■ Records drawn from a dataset
= = =

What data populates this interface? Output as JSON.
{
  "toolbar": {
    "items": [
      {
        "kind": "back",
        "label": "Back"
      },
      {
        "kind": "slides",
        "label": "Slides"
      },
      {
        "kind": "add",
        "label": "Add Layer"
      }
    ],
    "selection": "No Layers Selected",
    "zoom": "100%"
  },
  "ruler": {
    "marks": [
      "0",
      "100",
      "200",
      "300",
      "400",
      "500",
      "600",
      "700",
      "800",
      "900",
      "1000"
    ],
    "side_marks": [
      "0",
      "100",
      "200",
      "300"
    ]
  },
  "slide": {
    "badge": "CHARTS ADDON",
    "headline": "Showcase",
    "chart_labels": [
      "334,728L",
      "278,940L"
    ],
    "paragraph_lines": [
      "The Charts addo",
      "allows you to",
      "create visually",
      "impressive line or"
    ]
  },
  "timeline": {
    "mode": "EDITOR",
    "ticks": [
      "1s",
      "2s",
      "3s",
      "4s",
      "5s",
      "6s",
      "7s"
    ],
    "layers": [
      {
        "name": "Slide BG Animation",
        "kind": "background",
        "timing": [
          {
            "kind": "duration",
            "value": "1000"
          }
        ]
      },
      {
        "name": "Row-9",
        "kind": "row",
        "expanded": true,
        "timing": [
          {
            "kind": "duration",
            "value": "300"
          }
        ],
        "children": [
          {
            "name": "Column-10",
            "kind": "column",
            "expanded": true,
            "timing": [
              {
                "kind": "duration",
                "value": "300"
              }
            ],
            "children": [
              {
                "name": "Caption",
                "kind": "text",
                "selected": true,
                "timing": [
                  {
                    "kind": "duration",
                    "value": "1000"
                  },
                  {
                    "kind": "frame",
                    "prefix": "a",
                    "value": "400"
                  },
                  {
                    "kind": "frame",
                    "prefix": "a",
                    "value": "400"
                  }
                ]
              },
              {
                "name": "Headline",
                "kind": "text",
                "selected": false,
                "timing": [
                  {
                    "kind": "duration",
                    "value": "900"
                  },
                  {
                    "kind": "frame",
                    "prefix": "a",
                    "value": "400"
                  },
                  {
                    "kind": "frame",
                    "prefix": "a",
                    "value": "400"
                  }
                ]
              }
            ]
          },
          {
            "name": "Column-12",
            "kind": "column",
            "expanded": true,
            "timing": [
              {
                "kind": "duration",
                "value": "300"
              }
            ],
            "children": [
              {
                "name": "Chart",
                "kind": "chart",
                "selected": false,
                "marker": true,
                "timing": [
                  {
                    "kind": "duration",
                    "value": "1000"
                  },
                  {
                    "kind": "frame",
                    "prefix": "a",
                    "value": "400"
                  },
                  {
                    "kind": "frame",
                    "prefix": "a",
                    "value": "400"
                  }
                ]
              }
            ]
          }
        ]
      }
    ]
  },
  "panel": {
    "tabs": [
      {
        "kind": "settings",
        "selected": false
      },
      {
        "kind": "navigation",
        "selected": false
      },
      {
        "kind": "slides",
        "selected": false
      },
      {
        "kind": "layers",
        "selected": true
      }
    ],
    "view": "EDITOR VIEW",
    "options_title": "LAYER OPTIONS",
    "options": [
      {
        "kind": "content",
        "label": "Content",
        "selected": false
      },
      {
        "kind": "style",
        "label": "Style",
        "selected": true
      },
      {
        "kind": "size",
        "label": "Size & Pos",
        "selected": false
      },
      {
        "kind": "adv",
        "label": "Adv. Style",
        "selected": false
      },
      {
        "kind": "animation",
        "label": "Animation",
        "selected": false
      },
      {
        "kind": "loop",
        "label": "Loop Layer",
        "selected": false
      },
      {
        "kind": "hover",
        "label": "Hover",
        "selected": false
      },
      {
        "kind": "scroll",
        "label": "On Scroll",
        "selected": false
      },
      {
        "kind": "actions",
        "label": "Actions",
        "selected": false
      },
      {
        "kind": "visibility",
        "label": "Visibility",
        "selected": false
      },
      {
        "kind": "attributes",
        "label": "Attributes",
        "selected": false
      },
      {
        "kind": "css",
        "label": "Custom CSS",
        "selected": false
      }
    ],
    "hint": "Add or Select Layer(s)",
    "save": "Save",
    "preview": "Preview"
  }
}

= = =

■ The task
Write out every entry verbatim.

■ Final answer
What data populates this interface? Output as JSON.
{
  "toolbar": {
    "items": [
      {
        "kind": "back",
        "label": "Back"
      },
      {
        "kind": "slides",
        "label": "Slides"
      },
      {
        "kind": "add",
        "label": "Add Layer"
      }
    ],
    "selection": "No Layers Selected",
    "zoom": "100%"
  },
  "ruler": {
    "marks": [
      "0",
      "100",
      "200",
      "300",
      "400",
      "500",
      "600",
      "700",
      "800",
      "900",
      "1000"
    ],
    "side_marks": [
      "0",
      "100",
      "200",
      "300"
    ]
  },
  "slide": {
    "badge": "CHARTS ADDON",
    "headline": "Showcase",
    "chart_labels": [
      "334,728L",
      "278,940L"
    ],
    "paragraph_lines": [
      "The Charts addo",
      "allows you to",
      "create visually",
      "impressive line or"
    ]
  },
  "timeline": {
    "mode": "EDITOR",
    "ticks": [
      "1s",
      "2s",
      "3s",
      "4s",
      "5s",
      "6s",
      "7s"
    ],
    "layers": [
      {
        "name": "Slide BG Animation",
        "kind": "background",
        "timing": [
          {
            "kind": "duration",
            "value": "1000"
          }
        ]
      },
      {
        "name": "Row-9",
        "kind": "row",
        "expanded": true,
        "timing": [
          {
            "kind": "duration",
            "value": "300"
          }
        ],
        "children": [
          {
            "name": "Column-10",
            "kind": "column",
            "expanded": true,
            "timing": [
              {
                "kind": "duration",
                "value": "300"
              }
            ],
            "children": [
              {
                "name": "Caption",
                "kind": "text",
                "selected": true,
                "timing": [
                  {
                    "kind": "duration",
                    "value": "1000"
                  },
                  {
                    "kind": "frame",
                    "prefix": "a",
                    "value": "400"
                  },
                  {
                    "kind": "frame",
                    "prefix": "a",
                    "value": "400"
                  }
                ]
              },
              {
                "name": "Headline",
                "kind": "text",
                "selected": false,
                "timing": [
                  {
                    "kind": "duration",
                    "value": "900"
                  },
                  {
                    "kind": "frame",
                    "prefix": "a",
                    "value": "400"
                  },
                  {
                    "kind": "frame",
                    "prefix": "a",
                    "value": "400"
                  }
                ]
              }
            ]
          },
          {
            "name": "Column-12",
            "kind": "column",
            "expanded": true,
            "timing": [
              {
                "kind": "duration",
                "value": "300"
              }
            ],
            "children": [
              {
                "name": "Chart",
                "kind": "chart",
                "selected": false,
                "marker": true,
                "timing": [
                  {
                    "kind": "duration",
                    "value": "1000"
                  },
                  {
                    "kind": "frame",
                    "prefix": "a",
                    "value": "400"
                  },
                  {
                    "kind": "frame",
                    "prefix": "a",
                    "value": "400"
                  }
                ]
              }
            ]
          }
        ]
      }
    ]
  },
  "panel": {
    "tabs": [
      {
        "kind": "settings",
        "selected": false
      },
      {
        "kind": "navigation",
        "selected": false
      },
      {
        "kind": "slides",
        "selected": false
      },
      {
        "kind": "layers",
        "selected": true
      }
    ],
    "view": "EDITOR VIEW",
    "options_title": "LAYER OPTIONS",
    "options": [
      {
        "kind": "content",
        "label": "Content",
        "selected": false
      },
      {
        "kind": "style",
        "label": "Style",
        "selected": true
      },
      {
        "kind": "size",
        "label": "Size & Pos",
        "selected": false
      },
      {
        "kind": "adv",
        "label": "Adv. Style",
        "selected": false
      },
      {
        "kind": "animation",
        "label": "Animation",
        "selected": false
      },
      {
        "kind": "loop",
        "label": "Loop Layer",
        "selected": false
      },
      {
        "kind": "hover",
        "label": "Hover",
        "selected": false
      },
      {
        "kind": "scroll",
        "label": "On Scroll",
        "selected": false
      },
      {
        "kind": "actions",
        "label": "Actions",
        "selected": false
      },
      {
        "kind": "visibility",
        "label": "Visibility",
        "selected": false
      },
      {
        "kind": "attributes",
        "label": "Attributes",
        "selected": false
      },
      {
        "kind": "css",
        "label": "Custom CSS",
        "selected": false
      }
    ],
    "hint": "Add or Select Layer(s)",
    "save": "Save",
    "preview": "Preview"
  }
}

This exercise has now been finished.